━━ Data for the task ━━

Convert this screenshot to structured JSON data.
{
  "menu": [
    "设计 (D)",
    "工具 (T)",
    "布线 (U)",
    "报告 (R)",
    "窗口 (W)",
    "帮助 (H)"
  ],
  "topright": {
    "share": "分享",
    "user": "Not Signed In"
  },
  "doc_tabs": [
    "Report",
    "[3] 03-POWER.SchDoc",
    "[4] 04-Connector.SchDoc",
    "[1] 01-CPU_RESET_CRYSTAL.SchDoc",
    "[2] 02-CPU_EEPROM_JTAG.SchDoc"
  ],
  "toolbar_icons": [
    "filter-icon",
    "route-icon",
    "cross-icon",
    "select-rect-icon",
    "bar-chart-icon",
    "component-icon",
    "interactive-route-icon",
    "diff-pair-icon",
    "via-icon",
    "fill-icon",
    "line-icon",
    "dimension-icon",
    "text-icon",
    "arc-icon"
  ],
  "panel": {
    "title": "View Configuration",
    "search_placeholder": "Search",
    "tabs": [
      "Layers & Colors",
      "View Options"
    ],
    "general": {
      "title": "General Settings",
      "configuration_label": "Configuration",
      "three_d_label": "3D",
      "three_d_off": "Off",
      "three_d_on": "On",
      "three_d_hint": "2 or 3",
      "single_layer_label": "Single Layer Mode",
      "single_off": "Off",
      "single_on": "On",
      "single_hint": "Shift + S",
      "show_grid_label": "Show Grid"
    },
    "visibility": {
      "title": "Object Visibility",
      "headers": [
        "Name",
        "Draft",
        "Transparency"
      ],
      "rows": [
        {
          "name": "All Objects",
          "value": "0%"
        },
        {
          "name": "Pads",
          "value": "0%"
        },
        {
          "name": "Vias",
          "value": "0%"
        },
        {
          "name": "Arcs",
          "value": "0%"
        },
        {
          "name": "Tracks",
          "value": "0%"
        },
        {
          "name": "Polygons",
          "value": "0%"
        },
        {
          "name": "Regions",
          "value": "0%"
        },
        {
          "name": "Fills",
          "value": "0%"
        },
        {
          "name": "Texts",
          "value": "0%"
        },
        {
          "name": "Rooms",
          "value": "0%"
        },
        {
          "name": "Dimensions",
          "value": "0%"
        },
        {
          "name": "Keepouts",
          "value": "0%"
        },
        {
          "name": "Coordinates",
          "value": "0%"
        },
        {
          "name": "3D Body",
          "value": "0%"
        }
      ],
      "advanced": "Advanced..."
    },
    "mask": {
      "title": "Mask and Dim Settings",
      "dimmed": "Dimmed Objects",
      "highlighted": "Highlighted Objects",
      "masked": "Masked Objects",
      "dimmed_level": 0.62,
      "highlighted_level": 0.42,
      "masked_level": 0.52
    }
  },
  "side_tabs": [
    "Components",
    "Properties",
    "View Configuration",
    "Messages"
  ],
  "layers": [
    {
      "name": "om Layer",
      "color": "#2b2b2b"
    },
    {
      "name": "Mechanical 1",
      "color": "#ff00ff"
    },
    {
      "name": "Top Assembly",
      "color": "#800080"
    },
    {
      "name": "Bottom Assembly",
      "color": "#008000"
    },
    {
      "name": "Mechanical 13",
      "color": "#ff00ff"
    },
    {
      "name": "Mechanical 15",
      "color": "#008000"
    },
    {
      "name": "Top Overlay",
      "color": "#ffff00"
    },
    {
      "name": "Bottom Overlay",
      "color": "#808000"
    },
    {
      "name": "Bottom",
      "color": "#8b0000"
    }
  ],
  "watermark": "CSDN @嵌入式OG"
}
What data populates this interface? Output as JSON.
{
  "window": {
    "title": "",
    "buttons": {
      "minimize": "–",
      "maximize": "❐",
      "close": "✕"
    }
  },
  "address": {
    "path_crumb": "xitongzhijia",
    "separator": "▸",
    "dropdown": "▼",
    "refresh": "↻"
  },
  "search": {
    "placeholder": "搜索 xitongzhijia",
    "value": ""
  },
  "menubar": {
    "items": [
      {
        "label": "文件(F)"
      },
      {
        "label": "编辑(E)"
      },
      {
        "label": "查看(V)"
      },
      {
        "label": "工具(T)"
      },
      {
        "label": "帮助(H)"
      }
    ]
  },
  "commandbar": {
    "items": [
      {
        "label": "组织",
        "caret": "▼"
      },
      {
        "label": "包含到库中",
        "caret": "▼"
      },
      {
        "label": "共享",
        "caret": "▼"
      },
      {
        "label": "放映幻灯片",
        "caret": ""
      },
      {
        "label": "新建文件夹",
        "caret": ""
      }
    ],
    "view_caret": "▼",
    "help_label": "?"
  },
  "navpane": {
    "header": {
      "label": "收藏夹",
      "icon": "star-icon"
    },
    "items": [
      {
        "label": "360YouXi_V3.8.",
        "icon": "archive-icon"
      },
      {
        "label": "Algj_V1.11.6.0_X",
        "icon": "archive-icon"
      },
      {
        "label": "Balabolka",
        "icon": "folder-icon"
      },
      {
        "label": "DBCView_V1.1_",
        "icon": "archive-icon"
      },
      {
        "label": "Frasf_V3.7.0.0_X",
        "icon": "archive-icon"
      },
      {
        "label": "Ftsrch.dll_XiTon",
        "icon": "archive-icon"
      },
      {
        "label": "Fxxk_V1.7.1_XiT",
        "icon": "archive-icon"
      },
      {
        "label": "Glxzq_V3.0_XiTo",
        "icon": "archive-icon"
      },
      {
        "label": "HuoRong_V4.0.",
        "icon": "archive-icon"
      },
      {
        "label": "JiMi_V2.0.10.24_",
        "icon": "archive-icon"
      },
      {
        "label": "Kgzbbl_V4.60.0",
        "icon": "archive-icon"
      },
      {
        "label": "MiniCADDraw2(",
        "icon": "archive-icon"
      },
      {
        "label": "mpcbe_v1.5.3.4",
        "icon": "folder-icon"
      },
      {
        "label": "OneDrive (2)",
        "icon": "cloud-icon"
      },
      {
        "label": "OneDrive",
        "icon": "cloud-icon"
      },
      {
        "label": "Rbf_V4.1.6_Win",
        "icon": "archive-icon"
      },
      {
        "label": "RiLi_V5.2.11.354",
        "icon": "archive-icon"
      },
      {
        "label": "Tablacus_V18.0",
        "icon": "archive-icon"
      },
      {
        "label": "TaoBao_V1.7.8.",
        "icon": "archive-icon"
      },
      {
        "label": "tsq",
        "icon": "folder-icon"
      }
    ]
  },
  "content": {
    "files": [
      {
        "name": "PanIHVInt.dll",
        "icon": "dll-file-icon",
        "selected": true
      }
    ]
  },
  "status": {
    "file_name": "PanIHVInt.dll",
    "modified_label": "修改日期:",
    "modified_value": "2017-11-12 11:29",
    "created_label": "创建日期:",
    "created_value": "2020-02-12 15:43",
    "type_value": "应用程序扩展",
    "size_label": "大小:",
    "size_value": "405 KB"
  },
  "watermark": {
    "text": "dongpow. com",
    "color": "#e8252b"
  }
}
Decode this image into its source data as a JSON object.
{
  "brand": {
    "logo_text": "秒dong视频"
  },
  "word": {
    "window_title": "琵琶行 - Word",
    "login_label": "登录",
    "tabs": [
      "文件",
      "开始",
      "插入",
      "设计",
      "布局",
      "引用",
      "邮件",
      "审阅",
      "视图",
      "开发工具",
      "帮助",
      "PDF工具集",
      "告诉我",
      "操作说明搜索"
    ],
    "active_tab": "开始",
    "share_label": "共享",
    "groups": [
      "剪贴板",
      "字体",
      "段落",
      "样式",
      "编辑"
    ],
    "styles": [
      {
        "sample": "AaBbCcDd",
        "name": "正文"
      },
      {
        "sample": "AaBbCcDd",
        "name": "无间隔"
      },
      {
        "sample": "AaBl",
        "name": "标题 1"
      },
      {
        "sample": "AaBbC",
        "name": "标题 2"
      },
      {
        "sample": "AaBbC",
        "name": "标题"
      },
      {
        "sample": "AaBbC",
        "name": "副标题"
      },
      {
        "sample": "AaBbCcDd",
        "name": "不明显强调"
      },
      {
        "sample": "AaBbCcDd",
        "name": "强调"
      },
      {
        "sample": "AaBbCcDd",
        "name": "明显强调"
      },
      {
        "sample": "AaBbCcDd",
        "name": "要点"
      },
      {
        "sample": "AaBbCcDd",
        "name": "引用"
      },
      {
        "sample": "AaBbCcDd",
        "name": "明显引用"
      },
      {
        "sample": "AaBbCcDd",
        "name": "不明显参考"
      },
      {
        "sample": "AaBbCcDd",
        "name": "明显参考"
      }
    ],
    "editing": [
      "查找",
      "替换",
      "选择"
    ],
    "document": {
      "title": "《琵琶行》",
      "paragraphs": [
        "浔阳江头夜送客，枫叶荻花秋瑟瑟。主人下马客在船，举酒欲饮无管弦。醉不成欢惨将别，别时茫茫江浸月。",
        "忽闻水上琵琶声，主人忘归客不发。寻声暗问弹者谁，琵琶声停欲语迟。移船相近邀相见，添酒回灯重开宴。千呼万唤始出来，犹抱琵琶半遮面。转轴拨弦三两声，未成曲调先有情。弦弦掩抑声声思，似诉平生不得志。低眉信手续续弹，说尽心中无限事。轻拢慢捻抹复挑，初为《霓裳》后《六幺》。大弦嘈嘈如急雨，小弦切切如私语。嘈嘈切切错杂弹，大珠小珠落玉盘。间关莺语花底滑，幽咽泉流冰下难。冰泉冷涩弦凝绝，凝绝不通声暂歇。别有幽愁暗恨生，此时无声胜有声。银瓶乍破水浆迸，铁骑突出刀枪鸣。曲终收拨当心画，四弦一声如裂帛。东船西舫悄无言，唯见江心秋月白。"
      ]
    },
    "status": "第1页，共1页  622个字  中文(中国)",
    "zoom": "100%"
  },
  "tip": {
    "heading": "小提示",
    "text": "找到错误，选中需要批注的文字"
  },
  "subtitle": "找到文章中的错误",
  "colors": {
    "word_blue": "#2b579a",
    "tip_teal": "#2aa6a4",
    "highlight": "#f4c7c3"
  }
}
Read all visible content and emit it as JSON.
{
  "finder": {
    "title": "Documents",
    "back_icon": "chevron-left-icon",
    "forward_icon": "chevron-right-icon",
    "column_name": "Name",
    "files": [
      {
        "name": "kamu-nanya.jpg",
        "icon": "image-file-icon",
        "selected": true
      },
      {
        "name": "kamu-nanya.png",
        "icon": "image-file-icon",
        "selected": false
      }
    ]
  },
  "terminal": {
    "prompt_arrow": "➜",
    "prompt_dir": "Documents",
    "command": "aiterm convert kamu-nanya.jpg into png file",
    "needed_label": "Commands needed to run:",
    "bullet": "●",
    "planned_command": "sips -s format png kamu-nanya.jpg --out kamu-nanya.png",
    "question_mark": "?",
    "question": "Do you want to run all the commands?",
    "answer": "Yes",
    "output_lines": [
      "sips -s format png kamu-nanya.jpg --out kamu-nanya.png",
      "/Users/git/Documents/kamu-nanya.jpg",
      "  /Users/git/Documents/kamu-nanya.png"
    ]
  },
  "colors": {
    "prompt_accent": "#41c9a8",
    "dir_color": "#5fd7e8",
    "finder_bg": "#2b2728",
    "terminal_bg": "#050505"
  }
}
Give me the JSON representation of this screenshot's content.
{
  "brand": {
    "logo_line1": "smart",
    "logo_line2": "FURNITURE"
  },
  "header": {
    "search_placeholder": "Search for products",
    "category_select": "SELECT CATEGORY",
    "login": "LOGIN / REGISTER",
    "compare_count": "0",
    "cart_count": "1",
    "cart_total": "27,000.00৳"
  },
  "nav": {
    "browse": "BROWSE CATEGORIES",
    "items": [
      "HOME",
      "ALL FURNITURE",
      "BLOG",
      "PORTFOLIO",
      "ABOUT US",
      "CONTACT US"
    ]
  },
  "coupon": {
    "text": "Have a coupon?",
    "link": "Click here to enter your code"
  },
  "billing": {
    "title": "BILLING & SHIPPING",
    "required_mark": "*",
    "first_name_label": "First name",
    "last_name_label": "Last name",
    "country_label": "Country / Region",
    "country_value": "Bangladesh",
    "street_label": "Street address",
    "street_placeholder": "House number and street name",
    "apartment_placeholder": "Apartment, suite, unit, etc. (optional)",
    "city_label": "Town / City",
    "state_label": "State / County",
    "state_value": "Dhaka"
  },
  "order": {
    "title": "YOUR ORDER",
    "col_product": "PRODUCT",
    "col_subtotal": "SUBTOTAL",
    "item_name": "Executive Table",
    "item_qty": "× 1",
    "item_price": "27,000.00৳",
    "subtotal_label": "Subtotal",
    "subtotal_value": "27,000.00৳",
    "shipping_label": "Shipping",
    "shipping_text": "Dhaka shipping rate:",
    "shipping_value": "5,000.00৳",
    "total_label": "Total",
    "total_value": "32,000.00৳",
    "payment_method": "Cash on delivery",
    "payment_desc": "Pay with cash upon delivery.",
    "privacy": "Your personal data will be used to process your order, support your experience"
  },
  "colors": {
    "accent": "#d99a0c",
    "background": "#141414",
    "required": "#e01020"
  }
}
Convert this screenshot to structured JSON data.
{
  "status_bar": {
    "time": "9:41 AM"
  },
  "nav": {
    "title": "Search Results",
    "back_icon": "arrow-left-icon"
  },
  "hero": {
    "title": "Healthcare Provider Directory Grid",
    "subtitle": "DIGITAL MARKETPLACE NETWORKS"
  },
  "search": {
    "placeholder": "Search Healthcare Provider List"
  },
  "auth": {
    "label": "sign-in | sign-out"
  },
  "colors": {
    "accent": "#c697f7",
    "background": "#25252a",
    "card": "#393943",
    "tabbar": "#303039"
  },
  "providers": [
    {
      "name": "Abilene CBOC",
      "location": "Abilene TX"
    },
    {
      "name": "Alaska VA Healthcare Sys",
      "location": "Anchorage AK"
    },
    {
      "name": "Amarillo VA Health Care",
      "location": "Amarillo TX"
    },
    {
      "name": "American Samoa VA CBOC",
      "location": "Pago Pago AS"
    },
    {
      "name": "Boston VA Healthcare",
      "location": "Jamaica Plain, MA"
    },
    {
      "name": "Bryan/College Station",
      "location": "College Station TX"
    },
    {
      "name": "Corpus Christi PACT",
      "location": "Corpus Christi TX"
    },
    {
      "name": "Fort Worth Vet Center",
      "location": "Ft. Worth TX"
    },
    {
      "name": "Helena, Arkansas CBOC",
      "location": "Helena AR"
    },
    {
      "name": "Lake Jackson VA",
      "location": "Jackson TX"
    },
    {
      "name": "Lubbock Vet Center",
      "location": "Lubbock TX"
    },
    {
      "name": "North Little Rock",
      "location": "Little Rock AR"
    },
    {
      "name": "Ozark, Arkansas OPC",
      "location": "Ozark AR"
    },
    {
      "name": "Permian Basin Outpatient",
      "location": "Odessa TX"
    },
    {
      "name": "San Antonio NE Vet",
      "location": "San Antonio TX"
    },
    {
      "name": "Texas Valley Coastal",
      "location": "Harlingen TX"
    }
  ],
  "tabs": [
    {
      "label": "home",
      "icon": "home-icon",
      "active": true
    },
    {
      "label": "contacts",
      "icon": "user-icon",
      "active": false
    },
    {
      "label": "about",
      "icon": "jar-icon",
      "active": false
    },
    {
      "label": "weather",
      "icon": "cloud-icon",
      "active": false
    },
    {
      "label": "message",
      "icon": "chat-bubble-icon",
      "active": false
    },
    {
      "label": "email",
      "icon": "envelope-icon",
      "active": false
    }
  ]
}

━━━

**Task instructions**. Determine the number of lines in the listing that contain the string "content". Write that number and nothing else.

**Your solution**. 3